As we pulled out the decorations, decided how to do the lights, discussed which ornaments to put where, and ate pounds of popcorn, all the trauma, sadness, instability, abuse, fear, and uncertainty of their lives took a very distant backseat to the fun of the hour. We had babies, toddlers, tweens, teens, young adults, and us old staffers laughing, talking, decorating, and eating together as the tree blossomed into probably our best Christmas Tree Ever!
Even the shy ones got in on the act. With a little coaxing, a very timid 15-year old girl, who hates crowds, accepted the ornaments I brought her and found just the right spot on the tree for them. The older teens were helping the young kids reach to new heights (literally) while the toddlers wobbled around playing with and dropping the shatter-proof (thank goodness) ornaments.

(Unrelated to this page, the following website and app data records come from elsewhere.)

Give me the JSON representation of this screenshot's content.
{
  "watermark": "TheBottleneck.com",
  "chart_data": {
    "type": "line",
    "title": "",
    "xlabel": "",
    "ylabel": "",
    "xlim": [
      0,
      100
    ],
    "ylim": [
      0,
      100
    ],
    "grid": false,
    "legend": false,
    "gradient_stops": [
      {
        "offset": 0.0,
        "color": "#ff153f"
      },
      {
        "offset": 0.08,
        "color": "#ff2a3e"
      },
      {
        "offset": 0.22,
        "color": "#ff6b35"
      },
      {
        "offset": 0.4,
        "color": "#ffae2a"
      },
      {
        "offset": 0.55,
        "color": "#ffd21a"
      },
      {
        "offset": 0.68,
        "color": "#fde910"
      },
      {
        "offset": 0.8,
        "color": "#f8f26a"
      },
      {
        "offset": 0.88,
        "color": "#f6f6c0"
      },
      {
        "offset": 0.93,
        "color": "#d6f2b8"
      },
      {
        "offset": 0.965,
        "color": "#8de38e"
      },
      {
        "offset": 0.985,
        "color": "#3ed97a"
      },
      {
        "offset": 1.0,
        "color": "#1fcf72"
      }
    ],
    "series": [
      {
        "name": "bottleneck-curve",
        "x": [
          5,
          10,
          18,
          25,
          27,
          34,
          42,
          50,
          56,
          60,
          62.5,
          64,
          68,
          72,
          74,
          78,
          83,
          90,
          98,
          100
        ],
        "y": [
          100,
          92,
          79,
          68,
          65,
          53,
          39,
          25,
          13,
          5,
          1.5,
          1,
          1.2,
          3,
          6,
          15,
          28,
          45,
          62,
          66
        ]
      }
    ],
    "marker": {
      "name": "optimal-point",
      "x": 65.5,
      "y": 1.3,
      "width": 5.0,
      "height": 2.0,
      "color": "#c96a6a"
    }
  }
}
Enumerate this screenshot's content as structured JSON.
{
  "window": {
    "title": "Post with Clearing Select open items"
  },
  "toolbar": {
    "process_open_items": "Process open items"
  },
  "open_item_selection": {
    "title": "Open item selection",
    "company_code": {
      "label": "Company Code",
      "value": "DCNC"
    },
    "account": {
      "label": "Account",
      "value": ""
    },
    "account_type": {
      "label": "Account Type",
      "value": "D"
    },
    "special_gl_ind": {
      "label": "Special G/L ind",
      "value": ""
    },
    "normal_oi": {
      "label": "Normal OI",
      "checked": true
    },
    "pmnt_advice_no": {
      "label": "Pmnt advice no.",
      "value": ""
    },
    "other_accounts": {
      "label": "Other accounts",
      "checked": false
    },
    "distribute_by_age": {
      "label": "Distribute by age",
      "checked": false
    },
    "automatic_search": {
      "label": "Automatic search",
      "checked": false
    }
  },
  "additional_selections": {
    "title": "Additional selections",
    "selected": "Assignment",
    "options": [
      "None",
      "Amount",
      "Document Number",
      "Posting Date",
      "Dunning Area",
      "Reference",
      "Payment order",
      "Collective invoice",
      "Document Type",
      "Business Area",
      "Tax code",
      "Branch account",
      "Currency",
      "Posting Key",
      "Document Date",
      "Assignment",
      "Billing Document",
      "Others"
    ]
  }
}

When completed, the tree shone like magic and the kids, stuffed with popcorn and good cheer, shone right along with it. A good time was had by all.
I’ve often said that one of our most important roles in the lives of our kids is to be an anchor in their many-times stormy lives. Although we facilitate family visits, parties, overnight stays, and gift giving during the holidays with our teens and their families, there are always those kids who have no family, whose families fail to show or who disappoint, or kids who can’t be with their family for a variety of reasons.
Consequently, it is experiences like the one we shared last Wednesday that serve as the anchor for them; that help them remember they are cared about, even loved. Hopefully, some day when these kids are grown and decorating their own Christmas trees with their families, they will fondly remember a long-ago day of tree decorating at Promise House…..and the sanctuary provided for them on that day.
Harriet Boorhem is the president of Promise House, which provides a multitude of services to homeless youth in the Dallas area, and Youth Today’s first online diarist.